By the 3d of August had made little progress, from the shifting of the wind. On the 8th, two large boats visited them, with twenty-five men women, and children on, board, who, very different from their other visitors, seemed very honest, and who were invited to dinner in the cabin, when they relished the English cookery so well, that the dishes were quickly obliged to be replenished. These departed in the evening well pleased with their entertainment, promising to return with the means of trading with their new friends.

On the 11th a new tribe visited them from the eastward, with about the same number of persons as the last; four days after the long-boat returned, having had pretty good success, notwithstanding some acts of hostility which they had been compelled to retaliate upon the Indians. Another party, from the north-west, were extremely addicted to thieving, nothing could escape them; and, when detected, were very impudent, and often threatened those they robbed. The men were of the size of Europeans, of a fierce and savage aspect, using daggers and long spears, easily provoked and ready to indulge their anger.

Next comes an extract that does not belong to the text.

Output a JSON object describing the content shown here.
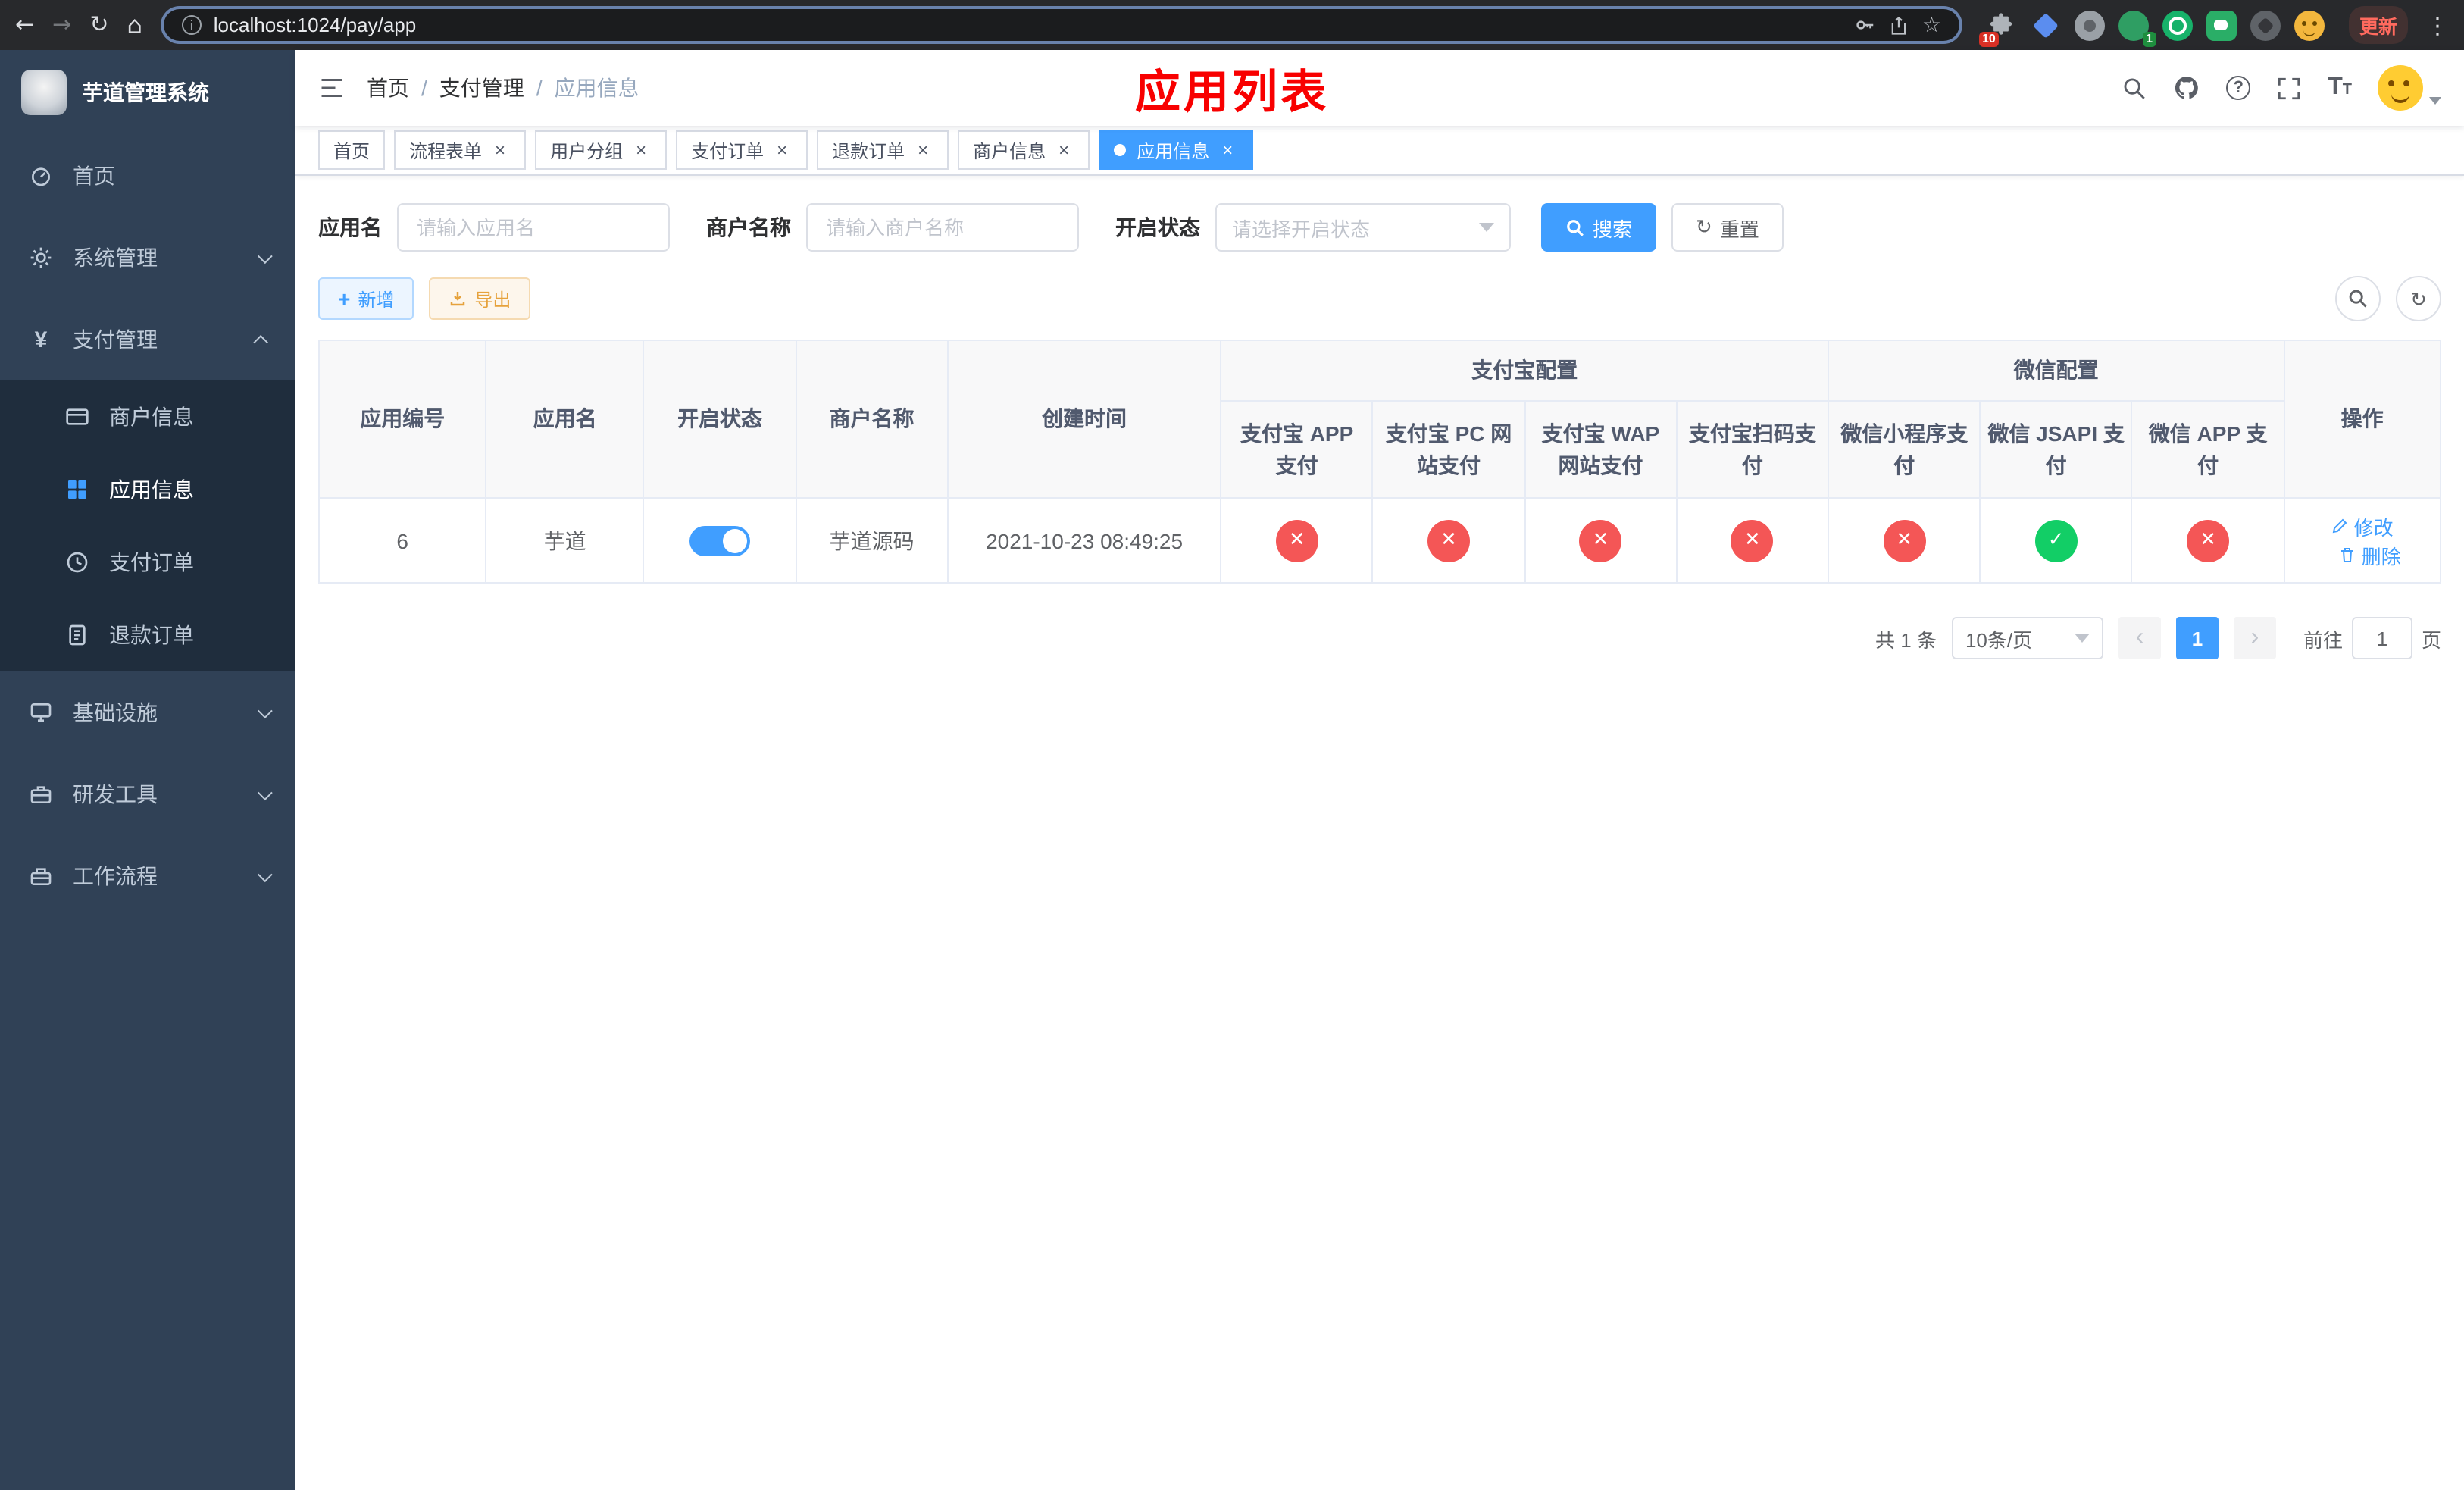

August 22d weighed and made sail from this coast, having done as much as it seemed likely they could do in the way of trade. September 28th made Owhyhee, the principal of the Sandwich group, when several canoes came off, with whom a brisk trade for hogs and other refreshments was carried on. At Attoui they found the Nootka and Queen Charlotte had been there and left letters for the King George. After procuring what necessaries they wanted, Captain Portlock directed his course for China with his cargo of furs; on the 4th November saw Saypan and Tinian, two of the Ladrone Islands; and on the 21st anchored in Macao Roads, where Captain Dixon was found, whose transactions shall now be noticed.

After separating, the Queen Charlotte coasted it for some time, till, seeing an appearance of an inlet, a boat was despatched which found an excellent harbor, where she soon after anchored. Several canoes came off, from whom some skins were procured, but by no means so many as they had at first reason to expect. The number of inhabitants was about seventy; the harbor, which is good, was named Port Mulgrave, and is situated in 59 degrees 32 minutes north latitude; 140 degrees west longitude. The language of these people is quite different from that of Prince William's Sound, or Cook's River, being extremely uncouth and difficult to pronounce. The mode in which they dispose of their dead is remarkable; the head is separated from the body, and both are wrapped in furs, the former being put into a box, the latter into an oblong chest, which are afterwards preserved and disposed of in a fanciful way.